* _EXERCISE INPUT_
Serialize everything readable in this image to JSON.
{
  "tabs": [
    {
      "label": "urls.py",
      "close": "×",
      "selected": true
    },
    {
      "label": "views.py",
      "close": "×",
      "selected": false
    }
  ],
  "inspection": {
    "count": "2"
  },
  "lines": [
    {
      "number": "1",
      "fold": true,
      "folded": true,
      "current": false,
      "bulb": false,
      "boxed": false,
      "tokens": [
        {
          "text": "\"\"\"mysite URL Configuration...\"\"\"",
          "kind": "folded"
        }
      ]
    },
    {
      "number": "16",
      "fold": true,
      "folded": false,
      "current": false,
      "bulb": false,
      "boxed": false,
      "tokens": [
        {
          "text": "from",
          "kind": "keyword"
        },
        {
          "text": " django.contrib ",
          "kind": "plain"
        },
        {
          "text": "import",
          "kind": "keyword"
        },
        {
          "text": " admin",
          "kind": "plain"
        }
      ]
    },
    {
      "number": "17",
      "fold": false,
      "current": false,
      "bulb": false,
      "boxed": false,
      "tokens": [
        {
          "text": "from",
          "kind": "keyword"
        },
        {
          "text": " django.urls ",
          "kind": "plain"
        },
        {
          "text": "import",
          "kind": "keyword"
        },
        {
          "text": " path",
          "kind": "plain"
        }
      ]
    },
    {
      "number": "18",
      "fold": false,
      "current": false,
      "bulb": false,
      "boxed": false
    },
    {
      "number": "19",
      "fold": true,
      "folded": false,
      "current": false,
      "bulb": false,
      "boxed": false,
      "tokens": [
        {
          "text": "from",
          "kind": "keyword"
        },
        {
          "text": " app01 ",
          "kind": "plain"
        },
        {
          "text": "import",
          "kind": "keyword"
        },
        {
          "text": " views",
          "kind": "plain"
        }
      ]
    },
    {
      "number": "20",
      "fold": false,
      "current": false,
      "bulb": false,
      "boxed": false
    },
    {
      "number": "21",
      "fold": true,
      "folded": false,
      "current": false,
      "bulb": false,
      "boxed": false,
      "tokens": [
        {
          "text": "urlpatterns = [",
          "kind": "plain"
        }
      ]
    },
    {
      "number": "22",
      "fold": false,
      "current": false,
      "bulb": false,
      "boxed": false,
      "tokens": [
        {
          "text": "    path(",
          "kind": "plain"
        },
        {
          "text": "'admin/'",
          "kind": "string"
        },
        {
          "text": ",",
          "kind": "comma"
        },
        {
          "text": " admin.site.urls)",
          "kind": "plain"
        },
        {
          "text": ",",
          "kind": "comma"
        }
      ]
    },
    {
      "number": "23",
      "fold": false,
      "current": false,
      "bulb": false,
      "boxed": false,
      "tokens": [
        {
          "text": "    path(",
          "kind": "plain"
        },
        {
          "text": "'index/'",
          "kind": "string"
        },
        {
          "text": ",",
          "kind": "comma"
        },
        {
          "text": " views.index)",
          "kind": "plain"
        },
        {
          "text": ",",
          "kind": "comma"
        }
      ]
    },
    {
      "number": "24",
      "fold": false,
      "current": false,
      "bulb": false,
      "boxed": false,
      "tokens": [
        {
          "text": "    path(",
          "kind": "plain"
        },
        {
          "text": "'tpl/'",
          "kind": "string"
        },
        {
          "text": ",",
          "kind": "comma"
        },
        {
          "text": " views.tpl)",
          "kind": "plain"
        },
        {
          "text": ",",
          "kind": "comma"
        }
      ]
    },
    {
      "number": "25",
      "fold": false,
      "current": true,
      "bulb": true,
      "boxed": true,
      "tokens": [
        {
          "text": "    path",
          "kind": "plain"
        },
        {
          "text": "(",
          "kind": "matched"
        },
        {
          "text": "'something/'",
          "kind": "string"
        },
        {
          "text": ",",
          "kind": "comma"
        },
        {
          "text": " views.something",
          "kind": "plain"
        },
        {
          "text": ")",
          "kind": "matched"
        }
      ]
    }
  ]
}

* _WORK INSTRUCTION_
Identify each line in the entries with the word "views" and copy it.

* _YOUR SOLUTION_
      "label": "views.py",
          "text": " views",
          "text": " views.index)",
          "text": " views.tpl)",
          "text": " views.something",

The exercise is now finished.